Stephen Hahn, chief medical executive at the Texas-based cancer center, told employees during a town hall meeting after the firings that the decision was not based on ethnicity, Science reported. Hahn attempted to reassure employees that racial profiling is something that the leadership at MD Anderson abhors and would not stoop to using.
In addition to the three Chinese scientists who were fired, two other researchers, also Chinese, were also investigated regarding the allegations of espionage. After an investigation, it was determined that termination was not warranted for one of the researchers and the other is currently being investigated. For the three who are no longer with the vaunted medical center, two of the researchers resigned ahead of the termination proceedings, while one is beginning due process requirements.
The terminations came about after the NIH and Federal Bureau of Investigation raised concerns regarding the security of intellectual property and the integrity of the peer review process for biomedical research. NIH expressed concern over three primary areas -- diversion of intellectual property, sharing of confidential information on grant applications and failure by some researchers to disclose substantial resources from outside organizations, including foreign entities.
A 2017 report issued by the FBI noted that that intellectual-property theft by China costs the U.S. as much as $600 billion annually. Last year, two Chinese scientists pled guilty to stealing intellectual property from GlaxoSmithKline. Those trade secrets were going to be part of the foundation for setting up a company in China called Renopharma.
The failure to disclose additional payments from outside organizations threatens to distort decisions about appropriate use of NIH funds, the cancer center said after news of the firings became public.
According to the report in Science, during the MD Anderson town hall meeting on Monday, one researcher expressed concern that “an increasingly xenophobic and isolationist” federal government was behind the push to quickly terminate the employees.
“How can you—and I plead, please—reassure all of our employees that we as an institution and academia are not being manipulated as part of a centralized policy to practice and to act in ways that are diametrically opposite to our core values?” the researcher asked Hahn and other MD Anderson executives, according to Science, which obtained audio of the meeting.

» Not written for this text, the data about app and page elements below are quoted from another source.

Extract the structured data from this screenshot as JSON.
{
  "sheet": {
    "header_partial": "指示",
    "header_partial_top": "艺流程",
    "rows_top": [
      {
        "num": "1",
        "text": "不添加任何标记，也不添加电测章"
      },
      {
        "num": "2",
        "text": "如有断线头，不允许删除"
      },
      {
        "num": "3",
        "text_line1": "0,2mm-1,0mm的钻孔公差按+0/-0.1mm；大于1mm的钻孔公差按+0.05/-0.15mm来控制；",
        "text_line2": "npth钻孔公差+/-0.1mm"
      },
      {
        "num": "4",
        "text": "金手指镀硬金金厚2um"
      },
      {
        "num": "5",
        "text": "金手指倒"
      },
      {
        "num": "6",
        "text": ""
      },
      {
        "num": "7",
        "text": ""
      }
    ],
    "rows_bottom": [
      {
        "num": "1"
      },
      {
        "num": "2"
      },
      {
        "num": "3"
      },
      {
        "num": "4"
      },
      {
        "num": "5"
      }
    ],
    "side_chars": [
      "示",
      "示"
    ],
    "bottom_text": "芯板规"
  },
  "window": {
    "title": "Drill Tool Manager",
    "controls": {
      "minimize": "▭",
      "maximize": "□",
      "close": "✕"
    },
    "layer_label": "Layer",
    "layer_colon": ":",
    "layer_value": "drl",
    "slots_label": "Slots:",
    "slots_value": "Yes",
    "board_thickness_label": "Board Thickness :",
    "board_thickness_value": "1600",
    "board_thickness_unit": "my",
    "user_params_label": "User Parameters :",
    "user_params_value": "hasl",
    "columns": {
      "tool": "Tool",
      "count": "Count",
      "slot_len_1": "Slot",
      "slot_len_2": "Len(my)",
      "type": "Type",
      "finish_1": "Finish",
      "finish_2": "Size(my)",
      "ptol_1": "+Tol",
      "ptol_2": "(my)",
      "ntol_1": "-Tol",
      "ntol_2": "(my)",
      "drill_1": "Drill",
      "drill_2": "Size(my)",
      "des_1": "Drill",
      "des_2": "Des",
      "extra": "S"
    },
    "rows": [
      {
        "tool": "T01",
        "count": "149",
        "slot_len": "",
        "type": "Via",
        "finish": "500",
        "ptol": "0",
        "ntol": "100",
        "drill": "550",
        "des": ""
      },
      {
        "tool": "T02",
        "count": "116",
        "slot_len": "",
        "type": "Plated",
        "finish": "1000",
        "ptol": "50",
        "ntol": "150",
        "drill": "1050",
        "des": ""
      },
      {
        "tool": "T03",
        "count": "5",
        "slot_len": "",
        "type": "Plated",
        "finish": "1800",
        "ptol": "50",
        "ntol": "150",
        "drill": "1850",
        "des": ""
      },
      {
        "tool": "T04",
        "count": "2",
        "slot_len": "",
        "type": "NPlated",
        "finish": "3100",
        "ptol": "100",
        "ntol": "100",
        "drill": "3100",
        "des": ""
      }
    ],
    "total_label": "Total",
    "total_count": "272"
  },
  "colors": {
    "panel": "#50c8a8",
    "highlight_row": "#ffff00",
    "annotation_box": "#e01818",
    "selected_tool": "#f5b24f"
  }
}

That researcher was not the only one to question the role the federal government and the current administration may have played in the firings. One researcher raised concern over the fact that MD Anderson provided the FBA with access to emails from a number of MD Anderson employees. The federal agency has reportedly been conducting investigations concerning national security since 2017. MD Anderson confirmed that the FBI has read through emails of at least 23 employees, Science said. MD Anderson employees expressed concern with providing access to emails, particularly for non-American employees.
Giula Draetta, MD Anderson’s cancer center’s senior vice president and chief scientific officer, sought to quell concerns. Draetta, who answered questions alongside Hahn, told the employees that he understood their concerns. He said he has a lab that has researchers from Italy and China and understood that his Chinese colleagues are concerned. He said MD Anderson is not doing anything wrong but is responding to the NIH.
Another concern brought up at the meeting was that MD Anderson’s process for reporting foreign ties was unclear, which has led to a kind of fear over the policy.